Repeat conisation or HPV test? What should be done if histology of the primary conisation requires a second conisation?
1 Department of Obstetrics and Gynaecology, St. Stephan’s Hospital, Budapest
2 Department of Pathology, St. Stephan’S Hospital, Budapest
3 Genoid Molecular Biology Laboratory, Budapest
4 Clinic of Obstetrics and Gynaecology, Scientific University of Pécs, Pécs (Hungary)
Eur. J. Gynaecol. Oncol. 2012, 33(2), 134–137;
Published: 10 April 2012

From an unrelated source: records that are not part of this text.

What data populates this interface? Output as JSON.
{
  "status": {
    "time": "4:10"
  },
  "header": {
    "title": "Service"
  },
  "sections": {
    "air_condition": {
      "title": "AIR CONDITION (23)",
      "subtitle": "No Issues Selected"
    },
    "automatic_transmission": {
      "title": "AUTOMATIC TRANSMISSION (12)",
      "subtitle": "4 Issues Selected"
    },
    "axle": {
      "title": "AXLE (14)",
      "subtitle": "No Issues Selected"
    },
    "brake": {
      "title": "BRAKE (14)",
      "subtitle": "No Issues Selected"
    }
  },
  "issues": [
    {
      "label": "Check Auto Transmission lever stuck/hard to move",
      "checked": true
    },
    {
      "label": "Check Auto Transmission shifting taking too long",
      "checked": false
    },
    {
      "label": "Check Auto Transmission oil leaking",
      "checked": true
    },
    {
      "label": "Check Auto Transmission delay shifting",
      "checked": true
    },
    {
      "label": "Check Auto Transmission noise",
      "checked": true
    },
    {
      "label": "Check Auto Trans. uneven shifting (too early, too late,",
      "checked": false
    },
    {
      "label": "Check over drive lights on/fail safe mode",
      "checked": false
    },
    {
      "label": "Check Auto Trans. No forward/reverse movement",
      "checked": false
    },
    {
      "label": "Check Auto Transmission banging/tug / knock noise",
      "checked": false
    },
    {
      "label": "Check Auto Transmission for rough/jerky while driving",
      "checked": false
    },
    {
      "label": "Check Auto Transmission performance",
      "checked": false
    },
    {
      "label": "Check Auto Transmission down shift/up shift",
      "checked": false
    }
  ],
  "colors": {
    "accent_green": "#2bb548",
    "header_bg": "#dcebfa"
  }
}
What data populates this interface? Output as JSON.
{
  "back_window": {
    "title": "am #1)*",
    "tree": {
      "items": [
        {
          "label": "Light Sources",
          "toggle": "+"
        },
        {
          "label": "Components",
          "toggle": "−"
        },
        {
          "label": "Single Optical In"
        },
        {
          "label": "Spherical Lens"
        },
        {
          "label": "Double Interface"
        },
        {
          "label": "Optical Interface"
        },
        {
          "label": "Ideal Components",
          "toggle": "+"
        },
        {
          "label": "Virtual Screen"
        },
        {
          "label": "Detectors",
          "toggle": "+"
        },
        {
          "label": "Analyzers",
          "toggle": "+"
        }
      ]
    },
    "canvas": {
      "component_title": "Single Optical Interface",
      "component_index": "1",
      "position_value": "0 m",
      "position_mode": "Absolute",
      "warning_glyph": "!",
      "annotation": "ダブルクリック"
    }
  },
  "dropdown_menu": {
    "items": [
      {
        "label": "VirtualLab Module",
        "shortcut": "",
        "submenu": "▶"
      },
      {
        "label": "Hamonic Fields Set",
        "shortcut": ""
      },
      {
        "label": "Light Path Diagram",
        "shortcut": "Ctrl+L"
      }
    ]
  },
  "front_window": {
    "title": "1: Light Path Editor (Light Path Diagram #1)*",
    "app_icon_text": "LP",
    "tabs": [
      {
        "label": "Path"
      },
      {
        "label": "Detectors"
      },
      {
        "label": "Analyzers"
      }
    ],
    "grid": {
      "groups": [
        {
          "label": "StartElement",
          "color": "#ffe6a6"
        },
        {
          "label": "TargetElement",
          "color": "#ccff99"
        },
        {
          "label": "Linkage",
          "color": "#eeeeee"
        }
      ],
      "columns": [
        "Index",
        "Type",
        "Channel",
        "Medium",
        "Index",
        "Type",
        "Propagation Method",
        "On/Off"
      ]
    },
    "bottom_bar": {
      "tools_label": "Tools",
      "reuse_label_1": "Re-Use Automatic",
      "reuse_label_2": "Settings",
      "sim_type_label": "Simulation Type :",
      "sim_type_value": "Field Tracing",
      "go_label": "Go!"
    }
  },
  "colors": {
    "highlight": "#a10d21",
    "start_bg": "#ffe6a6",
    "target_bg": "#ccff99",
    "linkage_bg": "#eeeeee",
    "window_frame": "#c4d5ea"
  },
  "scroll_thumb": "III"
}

Objective: In our retrospective study we focused on the sensitivity of HPV DNA testing towards reducing the number of repeat (re)- conisations. Is the second HPV test (pre repeat conisation) an appropriate method to reduce the number of interventions in histologically positive cases? Study: 438 cervical conisations - loop electrosurgical excision procedure (LEEP) - were performed between March 2008 and August 2010 at our Gynaecology Department. Samples for high-risk HPV testing (Genoid, Hungary) were taken from the surface of the cervix and from the cervical canal before the LEEP procedure, and histopathological examinations were performed. Margin positivity was the indication for re-conisation (re-LEEP). Results: 119 (27.2%) out of 438 cases were re-conisations. In cases of histologically proven residual dysplasia (29 of 119) high-risk HPV infection was also detected by HPV testing. In 90 cases of 119 residual dysplasia was not seen by histological examination. In this high-risk group HPV infection had not been detected in 77 cases (85.5%) by the time the second HPV test was performed. HPV tests for high-risk types were positive only in 13 of 90 (14.5%) without residual dysplasia. Furthermore the same HPV type was detected only in three cases taken before the first and second conisation procedure. Conclusion: Pre re-conisation HPV testing might be useful in reducing the number of re-conisations where the high-risk HPV test is either negative or does not confirm the previously proven HPV type.
Screening cervical cancer
Prevention cervical cancer
Cervical intraepithelial neoplasia